Dani Shapiro
November 14, 2007

Different Selves

Something about being on the road is turning me into a daily blogger. Well, at least I’m blogging two days in a row, which is a record for me. I’m writing from Boca Raton, where yesterday I spoke to nearly five hundred women at a country club luncheon, as part of National Jewish Book Month. Now, I figured that a few of the guests would probably know me slightly, given the amazing reach of Jewish geography (we are a people who love nothing more than establishing a connection, no matter how slim) and the fact that my Aunt Roz, a big golfer, had lived in Boca. But what I hadn’t counted on was the huge overlap between the tri-state area and Boca, as if, at a certain age (retirement) the entire Jewish population migrated south to this very particular place.

Yesterday I learned the difference between “snowbirds” — an expression I had heard before, meaning those retirees who go south for the winter — and “snowflakes”. Snowflakes are those who flit back and forth, like…well, like snowflakes.

But I digress. At the luncheon, I had women coming up to me right and left hugging me. Women who had known my mother. One woman who had actually visited my mother in the hospital after my parents’ car accident. Another woman who had been a neighbor of ours in Hillside, New Jersey. Still another, whose son went to high school with me. It was a lovely feeling, being embraced by these women as their collective daughter, or long-lost niece, as one of their own. Whenever I meet someone who knew my parents, it always makes me feel warm inside, slightly more connected to the earth.

So when I got up to speak, instead of my customary terror–especially in front of a crowd of that size–I felt bolstered. Supported. The crowd was with me. I gave my talk, made them laugh, made them cry. I felt that thing that perhaps comedians or dramatic actors feel regularly, but for a literary writer is rare indeed: I was in control of the room. After I finished, people started asking questions. A microphone was passed around. After the seventh or eighth question, the microphone was handed to a thin, blonde woman with bangs. She stood up and smiled at me.

“I don’t know if you remember me, Dani. I was a close friend of your mother’s.”

And then she said her name. Which I won’t repeat since this isn’t a nice story about her. Still smiling, she went on:

“You seem very changed to me. Like a completely different person. And I’m just wondering why you seem so very different. Something changed you. You’re so different,” she went on somewhat redundantly.

“And I’m also wondering if you regret what you wrote in the past. If you wish you could have softened some of what you wrote in your earlier books.”

She sat down, looking for all the world like a thin, blonde cat who swallowed the canary. And I–for once in my life–had a comeback. Usually, in a situation where I’m being dissed, I think of what I should have said, oh, a few hours later. But as she was speaking, something occurred to me:

“Lovely to see you, X,” I said. “You know, as you were speaking, I realized that you never once saw me without my mother. The few times I was in your presence, of course my mother was with us. And I was a very different person around my mother than I was in any other aspect of my life.”

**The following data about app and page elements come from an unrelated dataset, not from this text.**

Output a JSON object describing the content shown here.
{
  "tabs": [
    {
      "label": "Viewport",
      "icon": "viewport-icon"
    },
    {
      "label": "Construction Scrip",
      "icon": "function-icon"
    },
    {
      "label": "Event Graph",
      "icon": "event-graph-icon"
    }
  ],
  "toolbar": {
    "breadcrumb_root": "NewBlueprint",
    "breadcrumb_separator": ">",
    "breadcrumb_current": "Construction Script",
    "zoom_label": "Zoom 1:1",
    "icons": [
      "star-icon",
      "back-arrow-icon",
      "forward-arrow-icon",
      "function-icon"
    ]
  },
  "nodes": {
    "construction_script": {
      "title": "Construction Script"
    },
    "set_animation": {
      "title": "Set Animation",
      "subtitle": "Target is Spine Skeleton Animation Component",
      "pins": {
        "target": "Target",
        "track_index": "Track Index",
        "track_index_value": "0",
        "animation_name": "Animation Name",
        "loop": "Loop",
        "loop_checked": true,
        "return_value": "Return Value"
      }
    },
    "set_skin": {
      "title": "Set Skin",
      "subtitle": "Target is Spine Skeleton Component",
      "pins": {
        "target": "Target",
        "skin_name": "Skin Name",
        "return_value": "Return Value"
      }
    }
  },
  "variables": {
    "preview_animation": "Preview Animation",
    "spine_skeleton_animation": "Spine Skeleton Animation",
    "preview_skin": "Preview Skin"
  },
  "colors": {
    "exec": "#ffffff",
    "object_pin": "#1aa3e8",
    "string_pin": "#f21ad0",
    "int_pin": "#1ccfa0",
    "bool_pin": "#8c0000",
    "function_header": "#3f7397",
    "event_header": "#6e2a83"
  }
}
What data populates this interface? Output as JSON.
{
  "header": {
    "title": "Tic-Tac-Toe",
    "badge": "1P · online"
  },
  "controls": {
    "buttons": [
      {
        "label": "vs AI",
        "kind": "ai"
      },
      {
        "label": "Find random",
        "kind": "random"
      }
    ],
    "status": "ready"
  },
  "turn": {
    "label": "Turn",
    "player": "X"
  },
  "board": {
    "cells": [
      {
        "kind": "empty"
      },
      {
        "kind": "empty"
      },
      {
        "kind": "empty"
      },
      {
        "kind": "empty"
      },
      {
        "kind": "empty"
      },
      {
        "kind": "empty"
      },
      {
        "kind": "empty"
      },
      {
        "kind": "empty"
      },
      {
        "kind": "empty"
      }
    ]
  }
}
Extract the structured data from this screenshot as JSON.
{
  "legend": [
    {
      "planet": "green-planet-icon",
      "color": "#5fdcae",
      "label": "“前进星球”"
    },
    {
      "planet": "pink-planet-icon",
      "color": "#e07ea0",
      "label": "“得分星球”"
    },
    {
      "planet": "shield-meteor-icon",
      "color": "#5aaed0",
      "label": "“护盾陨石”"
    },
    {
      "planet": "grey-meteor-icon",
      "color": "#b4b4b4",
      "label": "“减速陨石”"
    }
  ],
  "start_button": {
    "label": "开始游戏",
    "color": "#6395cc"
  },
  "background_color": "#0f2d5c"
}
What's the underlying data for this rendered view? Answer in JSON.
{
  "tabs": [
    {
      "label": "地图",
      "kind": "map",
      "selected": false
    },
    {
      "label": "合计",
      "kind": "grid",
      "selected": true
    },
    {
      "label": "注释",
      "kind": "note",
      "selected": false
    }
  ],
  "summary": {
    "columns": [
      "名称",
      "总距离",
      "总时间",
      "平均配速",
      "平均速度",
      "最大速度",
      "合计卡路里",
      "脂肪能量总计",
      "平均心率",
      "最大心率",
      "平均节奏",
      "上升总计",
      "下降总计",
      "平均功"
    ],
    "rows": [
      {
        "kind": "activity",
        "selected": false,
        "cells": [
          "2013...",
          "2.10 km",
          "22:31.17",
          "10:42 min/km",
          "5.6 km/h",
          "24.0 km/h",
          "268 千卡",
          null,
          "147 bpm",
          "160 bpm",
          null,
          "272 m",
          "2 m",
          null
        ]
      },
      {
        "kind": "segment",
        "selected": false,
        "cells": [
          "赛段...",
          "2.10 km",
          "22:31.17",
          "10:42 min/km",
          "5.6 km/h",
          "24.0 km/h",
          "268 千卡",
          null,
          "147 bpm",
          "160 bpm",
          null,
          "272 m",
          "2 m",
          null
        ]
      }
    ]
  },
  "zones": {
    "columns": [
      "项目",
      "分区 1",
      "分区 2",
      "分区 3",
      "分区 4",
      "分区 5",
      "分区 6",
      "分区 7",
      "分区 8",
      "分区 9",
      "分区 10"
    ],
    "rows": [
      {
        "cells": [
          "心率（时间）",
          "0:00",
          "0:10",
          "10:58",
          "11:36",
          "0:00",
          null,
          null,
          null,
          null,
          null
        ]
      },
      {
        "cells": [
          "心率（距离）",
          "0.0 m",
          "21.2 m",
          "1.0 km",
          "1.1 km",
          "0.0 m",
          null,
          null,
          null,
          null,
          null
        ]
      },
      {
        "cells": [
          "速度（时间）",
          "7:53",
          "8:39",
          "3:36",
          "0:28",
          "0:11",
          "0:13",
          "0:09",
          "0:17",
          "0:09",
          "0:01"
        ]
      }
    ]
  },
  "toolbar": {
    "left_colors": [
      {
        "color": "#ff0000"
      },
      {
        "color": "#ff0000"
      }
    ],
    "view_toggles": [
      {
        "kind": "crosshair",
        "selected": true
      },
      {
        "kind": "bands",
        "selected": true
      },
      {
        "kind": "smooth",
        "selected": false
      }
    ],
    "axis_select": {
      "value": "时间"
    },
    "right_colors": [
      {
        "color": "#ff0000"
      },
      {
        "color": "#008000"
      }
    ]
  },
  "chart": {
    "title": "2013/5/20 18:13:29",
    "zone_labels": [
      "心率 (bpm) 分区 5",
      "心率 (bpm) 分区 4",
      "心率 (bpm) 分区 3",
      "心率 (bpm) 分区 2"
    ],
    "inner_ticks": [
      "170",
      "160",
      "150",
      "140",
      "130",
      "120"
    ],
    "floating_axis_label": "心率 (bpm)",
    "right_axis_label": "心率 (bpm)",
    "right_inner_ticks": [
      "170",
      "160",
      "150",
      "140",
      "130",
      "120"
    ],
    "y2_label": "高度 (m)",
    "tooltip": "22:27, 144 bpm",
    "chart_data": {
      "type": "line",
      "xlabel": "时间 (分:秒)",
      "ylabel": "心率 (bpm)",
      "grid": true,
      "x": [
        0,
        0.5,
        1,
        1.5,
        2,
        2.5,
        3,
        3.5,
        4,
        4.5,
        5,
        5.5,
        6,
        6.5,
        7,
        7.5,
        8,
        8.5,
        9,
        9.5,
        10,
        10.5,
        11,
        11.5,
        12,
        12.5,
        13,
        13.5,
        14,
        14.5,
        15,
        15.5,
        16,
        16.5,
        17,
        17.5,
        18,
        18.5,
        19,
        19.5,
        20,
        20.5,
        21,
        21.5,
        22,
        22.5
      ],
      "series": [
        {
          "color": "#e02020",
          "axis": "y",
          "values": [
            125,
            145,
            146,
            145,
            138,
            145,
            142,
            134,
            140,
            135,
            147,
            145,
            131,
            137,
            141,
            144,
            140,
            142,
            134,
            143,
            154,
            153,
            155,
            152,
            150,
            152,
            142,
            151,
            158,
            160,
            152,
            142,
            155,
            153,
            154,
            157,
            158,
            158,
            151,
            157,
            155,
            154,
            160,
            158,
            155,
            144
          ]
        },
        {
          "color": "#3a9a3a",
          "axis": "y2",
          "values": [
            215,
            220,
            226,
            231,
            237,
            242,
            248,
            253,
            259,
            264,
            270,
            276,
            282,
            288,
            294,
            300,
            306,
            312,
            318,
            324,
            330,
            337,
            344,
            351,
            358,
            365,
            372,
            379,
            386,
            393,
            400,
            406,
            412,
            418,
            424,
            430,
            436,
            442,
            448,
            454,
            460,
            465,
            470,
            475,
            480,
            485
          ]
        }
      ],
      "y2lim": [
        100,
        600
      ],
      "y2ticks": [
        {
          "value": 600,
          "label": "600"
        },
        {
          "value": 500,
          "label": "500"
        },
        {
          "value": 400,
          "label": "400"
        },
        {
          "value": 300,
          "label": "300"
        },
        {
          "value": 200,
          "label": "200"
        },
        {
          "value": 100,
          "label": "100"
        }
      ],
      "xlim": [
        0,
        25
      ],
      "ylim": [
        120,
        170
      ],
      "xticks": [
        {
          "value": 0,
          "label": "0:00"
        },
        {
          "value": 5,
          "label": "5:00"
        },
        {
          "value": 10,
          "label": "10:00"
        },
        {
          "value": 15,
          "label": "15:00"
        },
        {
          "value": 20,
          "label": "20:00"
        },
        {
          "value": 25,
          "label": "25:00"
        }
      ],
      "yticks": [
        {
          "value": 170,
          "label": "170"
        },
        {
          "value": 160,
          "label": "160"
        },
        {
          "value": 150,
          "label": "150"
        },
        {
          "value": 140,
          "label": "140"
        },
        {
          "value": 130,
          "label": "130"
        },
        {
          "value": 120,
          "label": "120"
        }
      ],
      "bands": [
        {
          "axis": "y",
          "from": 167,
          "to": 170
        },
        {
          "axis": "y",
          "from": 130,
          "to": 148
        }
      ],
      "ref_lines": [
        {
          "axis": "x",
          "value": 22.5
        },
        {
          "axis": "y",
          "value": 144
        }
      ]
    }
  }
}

Around the room, I saw nodding. Agreement. And continued support from the hundreds and hundreds of my benign, surrogate mothers in the audience. Later, I discovered that I had struck a chord. Many of us feel like we’re different people in different situations. (Particularly around our mothers, where we may regress, revert into being their daughters and nothing else.) But many of the women at the luncheon found themselves musing about this. In work situations, with our husbands, our children, our friends, we can seem like we’re being different people. Does this mean we’re acting in some way fraudulent? That we’re creating false selves? I don’t think so.

In my case, I didn’t like the person I became around my mother. I was shut down, angry, withdrawn, withholding. I was these things because I needed to protect myself from her, and I didn’t know any other way. But the person on that podium yesterday is the same person as the glum, miserable woman I was around my mother until her death. We are all made up of many different selves.